**Problem**
Each record should be retyped word for word.

+++++

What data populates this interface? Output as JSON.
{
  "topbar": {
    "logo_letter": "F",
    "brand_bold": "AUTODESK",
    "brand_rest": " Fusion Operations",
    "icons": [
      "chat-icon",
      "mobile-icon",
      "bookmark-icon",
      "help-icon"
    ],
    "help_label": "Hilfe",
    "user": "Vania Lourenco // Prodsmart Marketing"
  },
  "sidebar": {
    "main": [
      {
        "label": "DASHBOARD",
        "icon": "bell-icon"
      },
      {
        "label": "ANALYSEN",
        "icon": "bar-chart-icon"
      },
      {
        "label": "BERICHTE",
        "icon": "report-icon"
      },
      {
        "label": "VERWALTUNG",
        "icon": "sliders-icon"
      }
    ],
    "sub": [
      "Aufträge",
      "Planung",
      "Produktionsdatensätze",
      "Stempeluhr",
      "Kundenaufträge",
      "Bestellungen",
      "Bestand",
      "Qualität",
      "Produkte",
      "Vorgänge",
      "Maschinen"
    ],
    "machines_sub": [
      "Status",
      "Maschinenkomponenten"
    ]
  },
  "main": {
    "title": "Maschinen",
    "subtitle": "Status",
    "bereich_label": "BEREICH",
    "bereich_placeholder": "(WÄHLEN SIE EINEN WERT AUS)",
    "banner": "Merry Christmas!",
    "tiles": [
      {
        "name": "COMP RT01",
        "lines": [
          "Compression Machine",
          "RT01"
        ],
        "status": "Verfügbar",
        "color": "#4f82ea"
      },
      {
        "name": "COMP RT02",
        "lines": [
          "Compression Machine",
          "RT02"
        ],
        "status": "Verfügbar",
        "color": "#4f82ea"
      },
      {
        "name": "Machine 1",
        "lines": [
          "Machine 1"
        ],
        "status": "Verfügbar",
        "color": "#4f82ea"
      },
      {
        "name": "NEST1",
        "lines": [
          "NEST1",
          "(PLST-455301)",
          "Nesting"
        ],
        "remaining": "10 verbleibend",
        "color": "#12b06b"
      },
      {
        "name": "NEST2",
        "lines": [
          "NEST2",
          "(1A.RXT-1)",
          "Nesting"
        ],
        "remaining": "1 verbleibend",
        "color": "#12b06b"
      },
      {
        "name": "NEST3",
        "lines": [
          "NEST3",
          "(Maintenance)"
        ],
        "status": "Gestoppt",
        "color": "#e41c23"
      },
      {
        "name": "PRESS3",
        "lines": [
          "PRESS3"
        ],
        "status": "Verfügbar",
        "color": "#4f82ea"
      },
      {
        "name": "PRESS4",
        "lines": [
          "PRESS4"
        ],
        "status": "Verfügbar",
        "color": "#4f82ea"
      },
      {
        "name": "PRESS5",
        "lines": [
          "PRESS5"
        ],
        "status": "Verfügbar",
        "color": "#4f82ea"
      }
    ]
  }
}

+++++

**Reply**
What data populates this interface? Output as JSON.
{
  "topbar": {
    "logo_letter": "F",
    "brand_bold": "AUTODESK",
    "brand_rest": " Fusion Operations",
    "icons": [
      "chat-icon",
      "mobile-icon",
      "bookmark-icon",
      "help-icon"
    ],
    "help_label": "Hilfe",
    "user": "Vania Lourenco // Prodsmart Marketing"
  },
  "sidebar": {
    "main": [
      {
        "label": "DASHBOARD",
        "icon": "bell-icon"
      },
      {
        "label": "ANALYSEN",
        "icon": "bar-chart-icon"
      },
      {
        "label": "BERICHTE",
        "icon": "report-icon"
      },
      {
        "label": "VERWALTUNG",
        "icon": "sliders-icon"
      }
    ],
    "sub": [
      "Aufträge",
      "Planung",
      "Produktionsdatensätze",
      "Stempeluhr",
      "Kundenaufträge",
      "Bestellungen",
      "Bestand",
      "Qualität",
      "Produkte",
      "Vorgänge",
      "Maschinen"
    ],
    "machines_sub": [
      "Status",
      "Maschinenkomponenten"
    ]
  },
  "main": {
    "title": "Maschinen",
    "subtitle": "Status",
    "bereich_label": "BEREICH",
    "bereich_placeholder": "(WÄHLEN SIE EINEN WERT AUS)",
    "banner": "Merry Christmas!",
    "tiles": [
      {
        "name": "COMP RT01",
        "lines": [
          "Compression Machine",
          "RT01"
        ],
        "status": "Verfügbar",
        "color": "#4f82ea"
      },
      {
        "name": "COMP RT02",
        "lines": [
          "Compression Machine",
          "RT02"
        ],
        "status": "Verfügbar",
        "color": "#4f82ea"
      },
      {
        "name": "Machine 1",
        "lines": [
          "Machine 1"
        ],
        "status": "Verfügbar",
        "color": "#4f82ea"
      },
      {
        "name": "NEST1",
        "lines": [
          "NEST1",
          "(PLST-455301)",
          "Nesting"
        ],
        "remaining": "10 verbleibend",
        "color": "#12b06b"
      },
      {
        "name": "NEST2",
        "lines": [
          "NEST2",
          "(1A.RXT-1)",
          "Nesting"
        ],
        "remaining": "1 verbleibend",
        "color": "#12b06b"
      },
      {
        "name": "NEST3",
        "lines": [
          "NEST3",
          "(Maintenance)"
        ],
        "status": "Gestoppt",
        "color": "#e41c23"
      },
      {
        "name": "PRESS3",
        "lines": [
          "PRESS3"
        ],
        "status": "Verfügbar",
        "color": "#4f82ea"
      },
      {
        "name": "PRESS4",
        "lines": [
          "PRESS4"
        ],
        "status": "Verfügbar",
        "color": "#4f82ea"
      },
      {
        "name": "PRESS5",
        "lines": [
          "PRESS5"
        ],
        "status": "Verfügbar",
        "color": "#4f82ea"
      }
    ]
  }
}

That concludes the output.